- _TASK TO CARRY OUT_
Every record below is to be restated verbatim, though its images are not.

+++

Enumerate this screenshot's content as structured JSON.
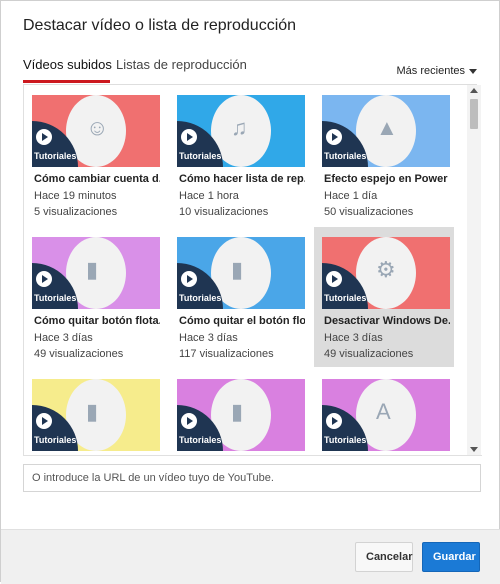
{
  "dialog": {
    "title": "Destacar vídeo o lista de reproducción",
    "tabs": [
      {
        "label": "Vídeos subidos",
        "active": true
      },
      {
        "label": "Listas de reproducción",
        "active": false
      }
    ],
    "sort_label": "Más recientes",
    "url_placeholder": "O introduce la URL de un vídeo tuyo de YouTube.",
    "buttons": {
      "cancel": "Cancelar",
      "save": "Guardar"
    },
    "colors": {
      "accent": "#cc181e",
      "primary_button": "#1b7ad6",
      "badge": "#1f3552"
    }
  },
  "videos": [
    {
      "title": "Cómo cambiar cuenta d...",
      "time": "Hace 19 minutos",
      "views": "5 visualizaciones",
      "thumb_color": "#f07070",
      "icon": "person-icon",
      "badge": "Tutoriales"
    },
    {
      "title": "Cómo hacer lista de rep...",
      "time": "Hace 1 hora",
      "views": "10 visualizaciones",
      "thumb_color": "#30a8e8",
      "icon": "music-list-icon",
      "badge": "Tutoriales"
    },
    {
      "title": "Efecto espejo en Power ...",
      "time": "Hace 1 día",
      "views": "50 visualizaciones",
      "thumb_color": "#7bb6f0",
      "icon": "mirror-image-icon",
      "badge": "Tutoriales"
    },
    {
      "title": "Cómo quitar botón flota...",
      "time": "Hace 3 días",
      "views": "49 visualizaciones",
      "thumb_color": "#d990e8",
      "icon": "phone-icon",
      "badge": "Tutoriales"
    },
    {
      "title": "Cómo quitar el botón flo...",
      "time": "Hace 3 días",
      "views": "117 visualizaciones",
      "thumb_color": "#4aa6e8",
      "icon": "phone-icon",
      "badge": "Tutoriales"
    },
    {
      "title": "Desactivar Windows De...",
      "time": "Hace 3 días",
      "views": "49 visualizaciones",
      "thumb_color": "#f07070",
      "icon": "shield-gear-icon",
      "badge": "Tutoriales",
      "selected": true
    },
    {
      "title": "",
      "time": "",
      "views": "",
      "thumb_color": "#f6ec8c",
      "icon": "phone-icon",
      "badge": "Tutoriales"
    },
    {
      "title": "",
      "time": "",
      "views": "",
      "thumb_color": "#d980e0",
      "icon": "phone-icon",
      "badge": "Tutoriales"
    },
    {
      "title": "",
      "time": "",
      "views": "",
      "thumb_color": "#d980e0",
      "icon": "font-icon",
      "badge": "Tutoriales"
    }
  ]
}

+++

- _SOLUTION FOR THIS PROBLEM_
Enumerate this screenshot's content as structured JSON.
{
  "dialog": {
    "title": "Destacar vídeo o lista de reproducción",
    "tabs": [
      {
        "label": "Vídeos subidos",
        "active": true
      },
      {
        "label": "Listas de reproducción",
        "active": false
      }
    ],
    "sort_label": "Más recientes",
    "url_placeholder": "O introduce la URL de un vídeo tuyo de YouTube.",
    "buttons": {
      "cancel": "Cancelar",
      "save": "Guardar"
    },
    "colors": {
      "accent": "#cc181e",
      "primary_button": "#1b7ad6",
      "badge": "#1f3552"
    }
  },
  "videos": [
    {
      "title": "Cómo cambiar cuenta d...",
      "time": "Hace 19 minutos",
      "views": "5 visualizaciones",
      "thumb_color": "#f07070",
      "icon": "person-icon",
      "badge": "Tutoriales"
    },
    {
      "title": "Cómo hacer lista de rep...",
      "time": "Hace 1 hora",
      "views": "10 visualizaciones",
      "thumb_color": "#30a8e8",
      "icon": "music-list-icon",
      "badge": "Tutoriales"
    },
    {
      "title": "Efecto espejo en Power ...",
      "time": "Hace 1 día",
      "views": "50 visualizaciones",
      "thumb_color": "#7bb6f0",
      "icon": "mirror-image-icon",
      "badge": "Tutoriales"
    },
    {
      "title": "Cómo quitar botón flota...",
      "time": "Hace 3 días",
      "views": "49 visualizaciones",
      "thumb_color": "#d990e8",
      "icon": "phone-icon",
      "badge": "Tutoriales"
    },
    {
      "title": "Cómo quitar el botón flo...",
      "time": "Hace 3 días",
      "views": "117 visualizaciones",
      "thumb_color": "#4aa6e8",
      "icon": "phone-icon",
      "badge": "Tutoriales"
    },
    {
      "title": "Desactivar Windows De...",
      "time": "Hace 3 días",
      "views": "49 visualizaciones",
      "thumb_color": "#f07070",
      "icon": "shield-gear-icon",
      "badge": "Tutoriales",
      "selected": true
    },
    {
      "title": "",
      "time": "",
      "views": "",
      "thumb_color": "#f6ec8c",
      "icon": "phone-icon",
      "badge": "Tutoriales"
    },
    {
      "title": "",
      "time": "",
      "views": "",
      "thumb_color": "#d980e0",
      "icon": "phone-icon",
      "badge": "Tutoriales"
    },
    {
      "title": "",
      "time": "",
      "views": "",
      "thumb_color": "#d980e0",
      "icon": "font-icon",
      "badge": "Tutoriales"
    }
  ]
}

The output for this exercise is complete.